> [Task brief]: All that is needed is each line of the entries holding the word "true", copied as it stands.
= Beginning of Section =
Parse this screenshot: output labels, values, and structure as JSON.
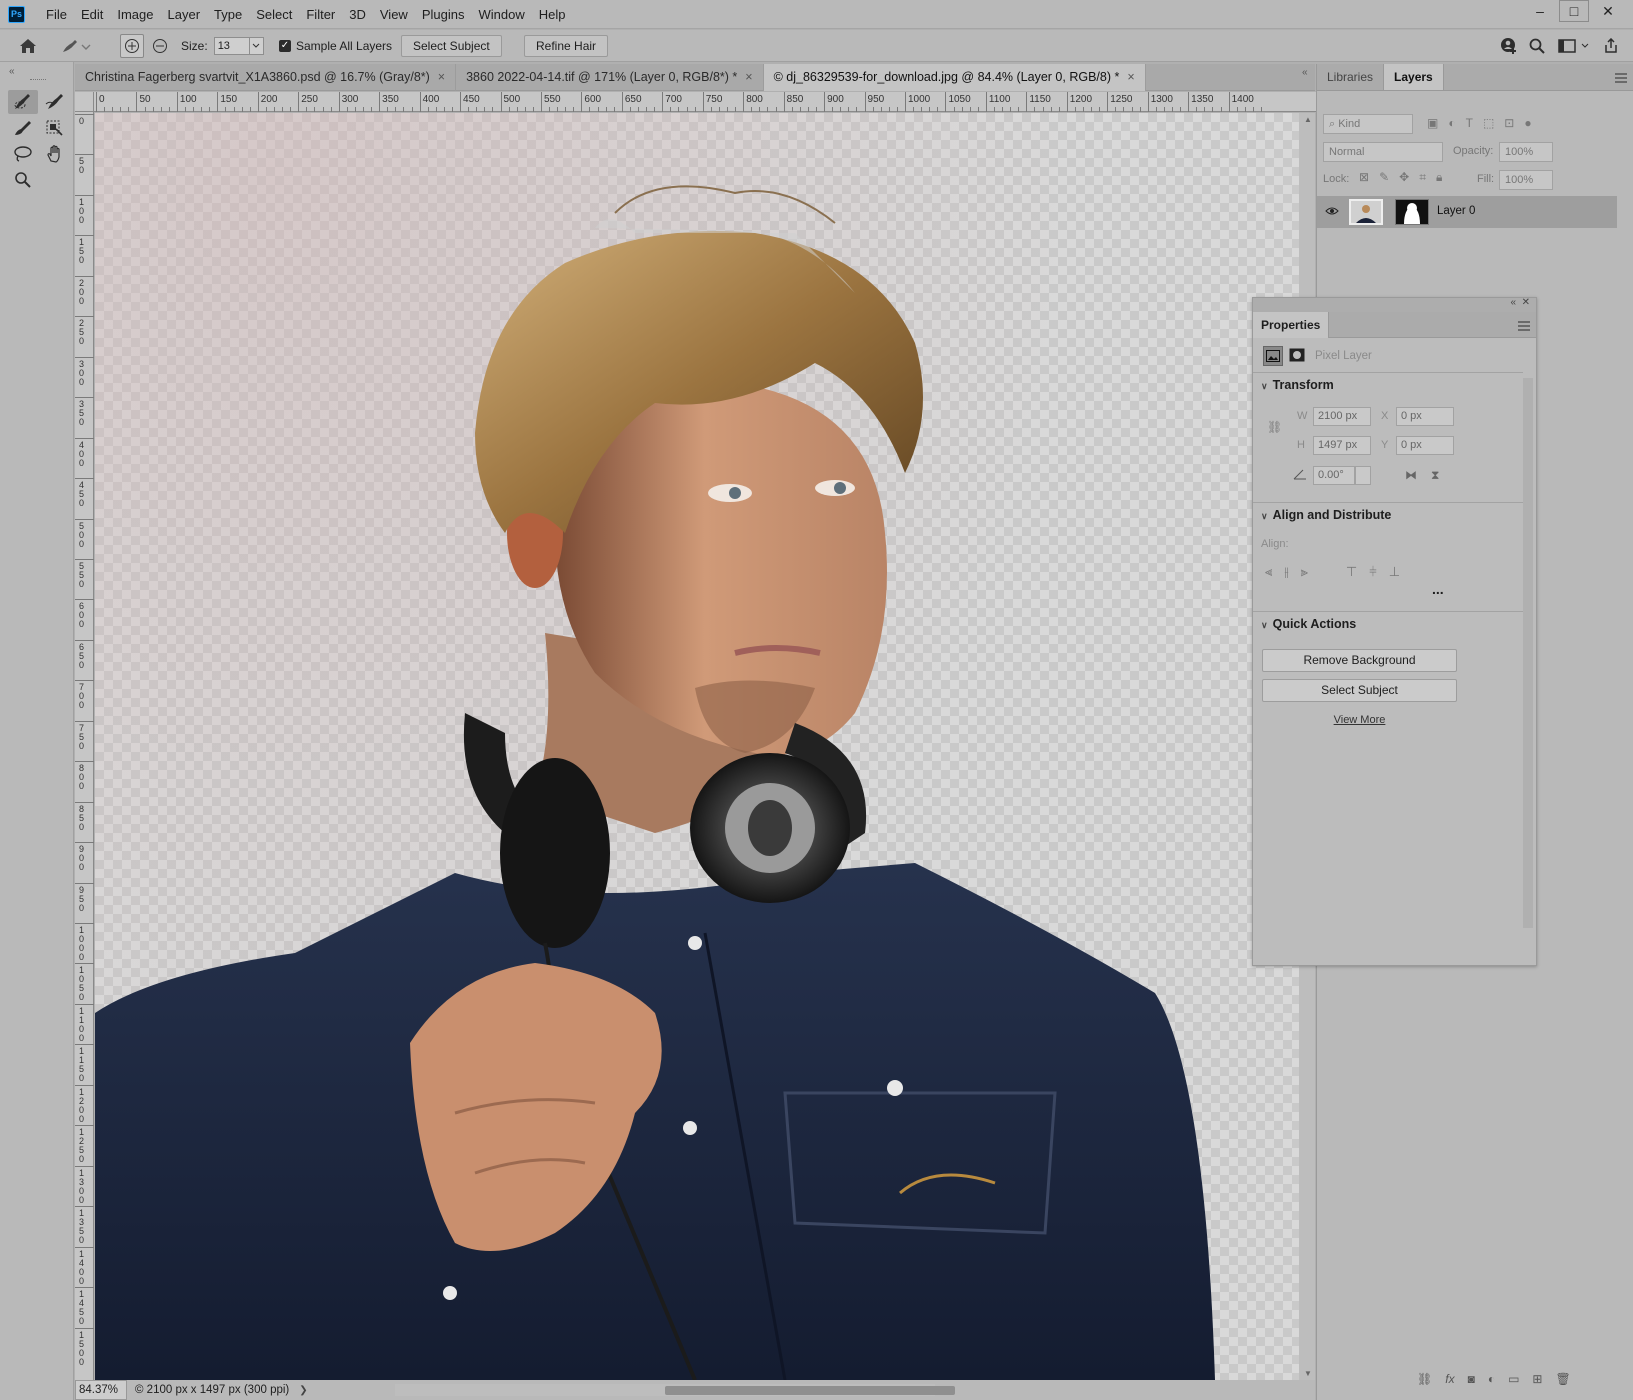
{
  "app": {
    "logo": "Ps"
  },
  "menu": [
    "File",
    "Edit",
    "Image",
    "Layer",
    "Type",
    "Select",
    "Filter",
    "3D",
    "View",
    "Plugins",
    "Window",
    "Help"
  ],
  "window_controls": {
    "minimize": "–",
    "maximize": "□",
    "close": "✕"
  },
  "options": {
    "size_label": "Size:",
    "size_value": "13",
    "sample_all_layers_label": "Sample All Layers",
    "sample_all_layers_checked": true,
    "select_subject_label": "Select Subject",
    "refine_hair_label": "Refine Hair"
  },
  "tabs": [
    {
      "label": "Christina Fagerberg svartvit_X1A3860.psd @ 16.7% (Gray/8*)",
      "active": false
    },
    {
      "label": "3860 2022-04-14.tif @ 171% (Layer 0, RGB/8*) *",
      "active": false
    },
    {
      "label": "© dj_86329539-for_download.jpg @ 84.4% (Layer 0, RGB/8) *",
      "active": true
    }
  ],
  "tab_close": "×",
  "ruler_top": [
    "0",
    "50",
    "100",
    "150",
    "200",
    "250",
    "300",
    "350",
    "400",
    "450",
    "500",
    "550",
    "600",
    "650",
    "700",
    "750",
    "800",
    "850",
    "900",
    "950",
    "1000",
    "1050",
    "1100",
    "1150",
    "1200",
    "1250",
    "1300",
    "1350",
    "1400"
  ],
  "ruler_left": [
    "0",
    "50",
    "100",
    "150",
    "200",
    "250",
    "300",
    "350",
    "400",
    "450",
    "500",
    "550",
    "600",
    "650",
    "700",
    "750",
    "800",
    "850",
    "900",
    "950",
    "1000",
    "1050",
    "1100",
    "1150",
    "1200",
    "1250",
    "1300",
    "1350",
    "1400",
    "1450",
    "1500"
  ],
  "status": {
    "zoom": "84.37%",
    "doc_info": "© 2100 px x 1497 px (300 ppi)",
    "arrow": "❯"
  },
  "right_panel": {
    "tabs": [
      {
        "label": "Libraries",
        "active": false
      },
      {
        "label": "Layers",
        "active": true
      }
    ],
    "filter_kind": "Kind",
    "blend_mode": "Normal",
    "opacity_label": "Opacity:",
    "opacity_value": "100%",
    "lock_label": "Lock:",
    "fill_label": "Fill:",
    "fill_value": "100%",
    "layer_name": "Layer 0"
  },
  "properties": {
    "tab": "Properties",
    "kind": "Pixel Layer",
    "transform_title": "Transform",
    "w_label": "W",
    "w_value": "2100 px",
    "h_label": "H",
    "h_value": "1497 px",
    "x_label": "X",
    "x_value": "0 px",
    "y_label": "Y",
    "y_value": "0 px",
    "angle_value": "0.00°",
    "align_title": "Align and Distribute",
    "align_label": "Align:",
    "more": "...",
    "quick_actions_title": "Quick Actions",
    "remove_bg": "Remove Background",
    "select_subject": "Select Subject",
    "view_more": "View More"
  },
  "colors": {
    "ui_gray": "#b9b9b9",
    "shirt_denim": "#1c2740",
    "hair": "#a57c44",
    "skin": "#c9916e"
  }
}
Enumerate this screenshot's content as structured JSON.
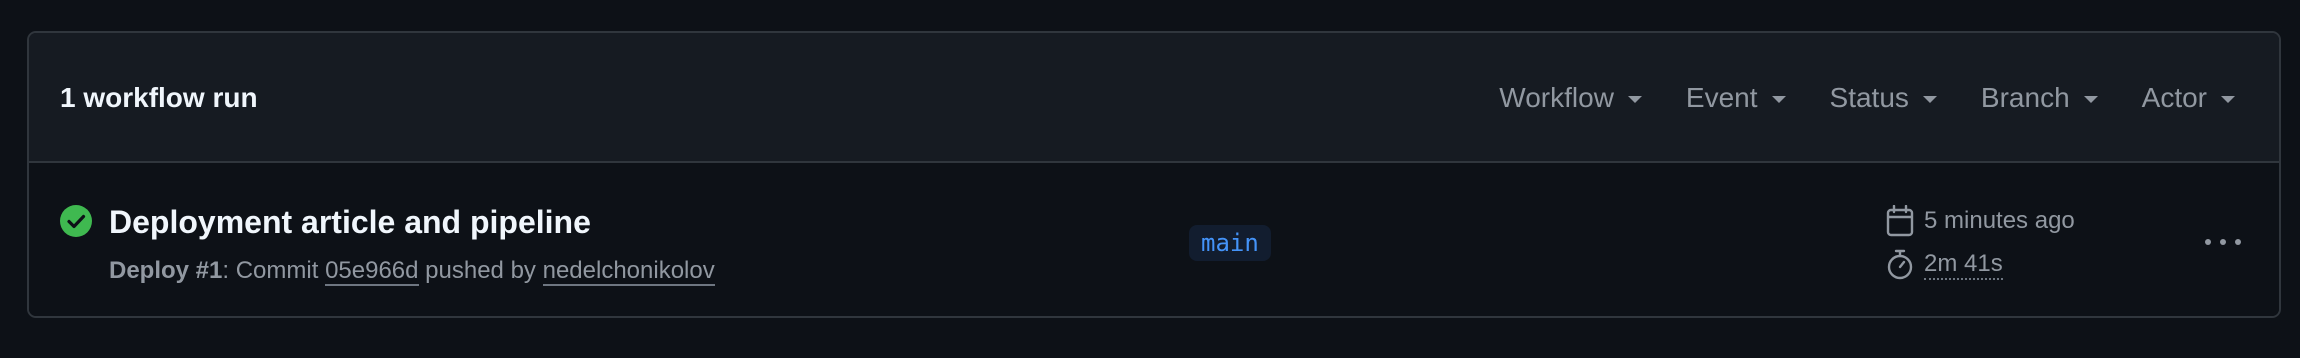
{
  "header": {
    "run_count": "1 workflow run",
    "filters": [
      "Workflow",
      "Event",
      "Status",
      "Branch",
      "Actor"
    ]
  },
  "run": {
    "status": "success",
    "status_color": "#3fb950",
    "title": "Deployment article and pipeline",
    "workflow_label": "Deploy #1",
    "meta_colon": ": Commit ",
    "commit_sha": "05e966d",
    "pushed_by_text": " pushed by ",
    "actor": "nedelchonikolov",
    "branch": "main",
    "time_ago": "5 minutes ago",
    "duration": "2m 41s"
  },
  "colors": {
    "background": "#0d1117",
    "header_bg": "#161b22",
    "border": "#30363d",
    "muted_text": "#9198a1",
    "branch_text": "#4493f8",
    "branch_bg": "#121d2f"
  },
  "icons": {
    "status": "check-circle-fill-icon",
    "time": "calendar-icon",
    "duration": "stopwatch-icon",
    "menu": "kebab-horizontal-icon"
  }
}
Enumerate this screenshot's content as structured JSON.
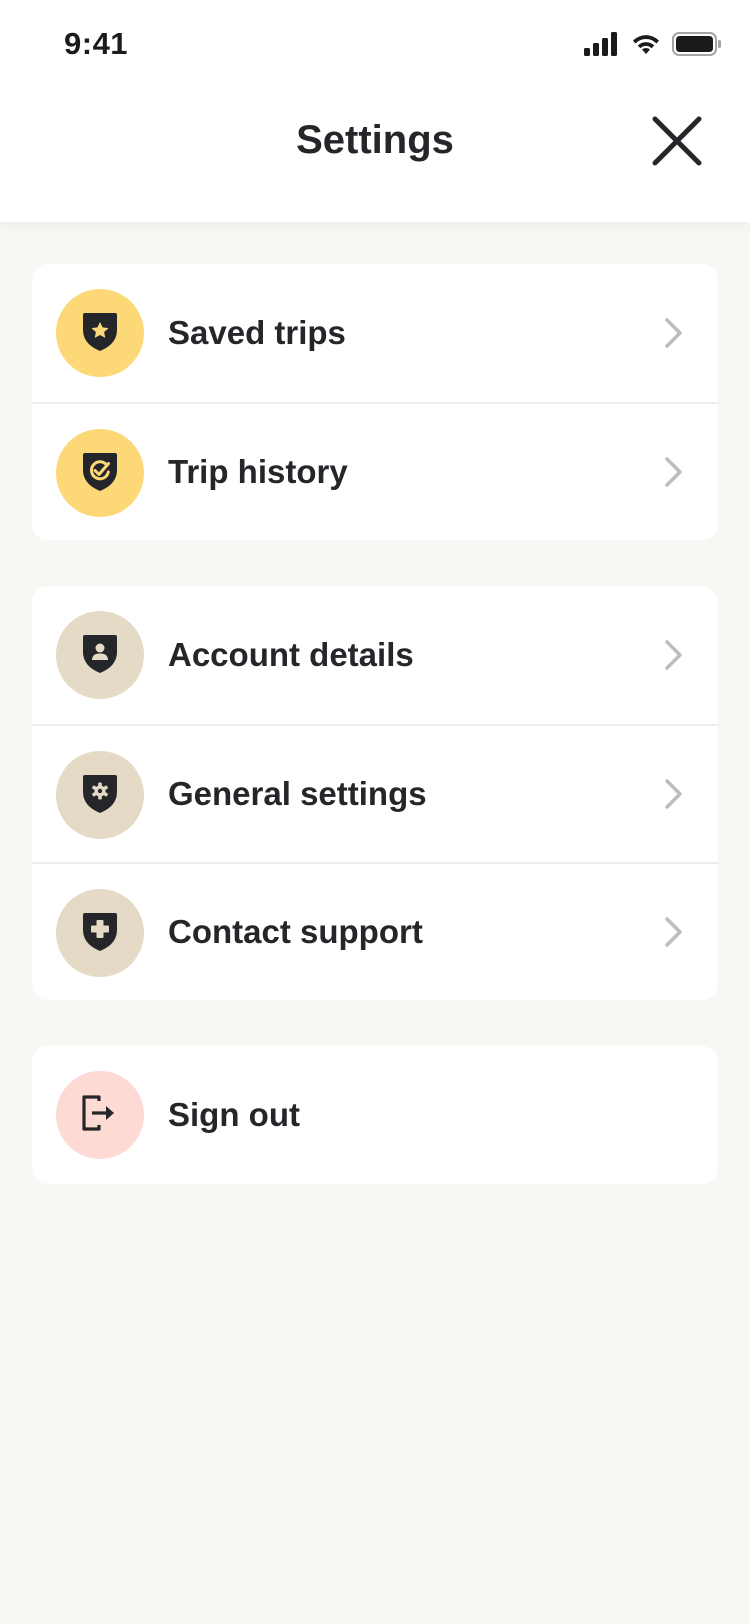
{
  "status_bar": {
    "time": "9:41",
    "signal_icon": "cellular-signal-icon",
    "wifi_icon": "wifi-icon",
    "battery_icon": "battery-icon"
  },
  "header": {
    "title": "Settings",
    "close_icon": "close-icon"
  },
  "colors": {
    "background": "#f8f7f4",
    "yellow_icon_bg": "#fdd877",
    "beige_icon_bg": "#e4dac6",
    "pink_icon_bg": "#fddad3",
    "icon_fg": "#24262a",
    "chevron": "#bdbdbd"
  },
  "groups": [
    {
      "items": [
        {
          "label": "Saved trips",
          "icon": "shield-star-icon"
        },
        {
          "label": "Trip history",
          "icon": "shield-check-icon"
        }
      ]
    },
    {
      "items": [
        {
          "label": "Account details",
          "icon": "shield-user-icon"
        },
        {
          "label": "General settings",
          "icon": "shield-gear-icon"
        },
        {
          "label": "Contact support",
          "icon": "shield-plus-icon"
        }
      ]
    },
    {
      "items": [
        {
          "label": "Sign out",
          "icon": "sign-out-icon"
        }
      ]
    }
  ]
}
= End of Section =
> [Response area]:
    "sample_all_layers_checked": true,
      "active": true
        "active": true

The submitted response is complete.